_Task to complete_.
For the data below, report the number of lines that contain the string "Assessment" and nothing else.

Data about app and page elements
<<<<

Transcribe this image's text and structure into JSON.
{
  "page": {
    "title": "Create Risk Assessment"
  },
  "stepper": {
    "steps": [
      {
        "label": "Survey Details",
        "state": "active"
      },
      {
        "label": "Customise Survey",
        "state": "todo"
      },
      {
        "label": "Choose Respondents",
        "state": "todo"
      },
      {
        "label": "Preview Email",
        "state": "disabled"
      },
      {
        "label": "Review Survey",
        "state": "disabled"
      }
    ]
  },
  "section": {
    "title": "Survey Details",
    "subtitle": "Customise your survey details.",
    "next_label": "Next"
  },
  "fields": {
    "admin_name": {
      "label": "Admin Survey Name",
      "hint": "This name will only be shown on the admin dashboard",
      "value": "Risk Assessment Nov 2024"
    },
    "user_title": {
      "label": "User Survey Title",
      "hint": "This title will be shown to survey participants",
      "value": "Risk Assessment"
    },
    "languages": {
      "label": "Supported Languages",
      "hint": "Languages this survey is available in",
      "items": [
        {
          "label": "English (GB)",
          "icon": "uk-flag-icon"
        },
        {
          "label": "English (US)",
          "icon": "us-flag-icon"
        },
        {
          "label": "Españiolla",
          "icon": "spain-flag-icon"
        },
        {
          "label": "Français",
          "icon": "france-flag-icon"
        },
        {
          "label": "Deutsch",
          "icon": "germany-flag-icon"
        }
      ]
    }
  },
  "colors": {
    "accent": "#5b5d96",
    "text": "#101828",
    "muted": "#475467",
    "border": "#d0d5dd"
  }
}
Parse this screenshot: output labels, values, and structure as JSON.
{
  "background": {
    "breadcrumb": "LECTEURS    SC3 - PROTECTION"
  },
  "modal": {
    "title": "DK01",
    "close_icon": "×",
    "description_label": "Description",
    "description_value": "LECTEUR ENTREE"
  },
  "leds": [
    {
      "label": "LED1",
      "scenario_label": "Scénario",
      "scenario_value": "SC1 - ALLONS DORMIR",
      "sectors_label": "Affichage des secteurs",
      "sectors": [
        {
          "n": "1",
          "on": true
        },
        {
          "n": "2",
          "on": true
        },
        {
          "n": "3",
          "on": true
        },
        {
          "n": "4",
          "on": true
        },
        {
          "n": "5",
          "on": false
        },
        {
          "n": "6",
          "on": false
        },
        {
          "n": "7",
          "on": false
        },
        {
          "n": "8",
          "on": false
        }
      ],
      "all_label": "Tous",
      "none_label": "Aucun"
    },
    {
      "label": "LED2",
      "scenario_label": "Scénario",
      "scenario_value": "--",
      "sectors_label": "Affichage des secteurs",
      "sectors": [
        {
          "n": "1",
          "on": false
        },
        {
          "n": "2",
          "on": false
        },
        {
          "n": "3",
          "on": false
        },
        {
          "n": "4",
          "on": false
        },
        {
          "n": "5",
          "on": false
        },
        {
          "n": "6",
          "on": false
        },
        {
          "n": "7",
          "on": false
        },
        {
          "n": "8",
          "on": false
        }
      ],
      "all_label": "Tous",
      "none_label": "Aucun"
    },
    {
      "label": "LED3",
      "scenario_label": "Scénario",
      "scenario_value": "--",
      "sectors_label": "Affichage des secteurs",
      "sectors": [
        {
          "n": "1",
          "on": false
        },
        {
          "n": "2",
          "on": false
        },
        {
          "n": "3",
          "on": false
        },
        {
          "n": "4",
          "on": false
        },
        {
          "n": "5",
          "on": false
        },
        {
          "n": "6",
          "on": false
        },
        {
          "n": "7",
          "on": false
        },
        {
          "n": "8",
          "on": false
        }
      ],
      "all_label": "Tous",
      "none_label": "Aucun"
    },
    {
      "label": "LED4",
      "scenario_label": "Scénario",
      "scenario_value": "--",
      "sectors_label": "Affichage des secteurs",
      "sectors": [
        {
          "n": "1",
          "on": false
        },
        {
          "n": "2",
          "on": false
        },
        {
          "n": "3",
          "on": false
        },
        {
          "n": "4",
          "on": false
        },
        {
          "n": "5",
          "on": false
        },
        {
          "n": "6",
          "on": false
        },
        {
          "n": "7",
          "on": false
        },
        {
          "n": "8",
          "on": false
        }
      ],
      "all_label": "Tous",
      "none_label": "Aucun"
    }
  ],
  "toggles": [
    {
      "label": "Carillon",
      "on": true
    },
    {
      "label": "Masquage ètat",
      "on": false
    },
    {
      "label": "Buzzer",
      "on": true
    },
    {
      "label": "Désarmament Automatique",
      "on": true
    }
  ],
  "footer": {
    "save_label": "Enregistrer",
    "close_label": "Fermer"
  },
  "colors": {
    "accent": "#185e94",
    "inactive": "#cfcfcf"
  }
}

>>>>

_Response box_.
3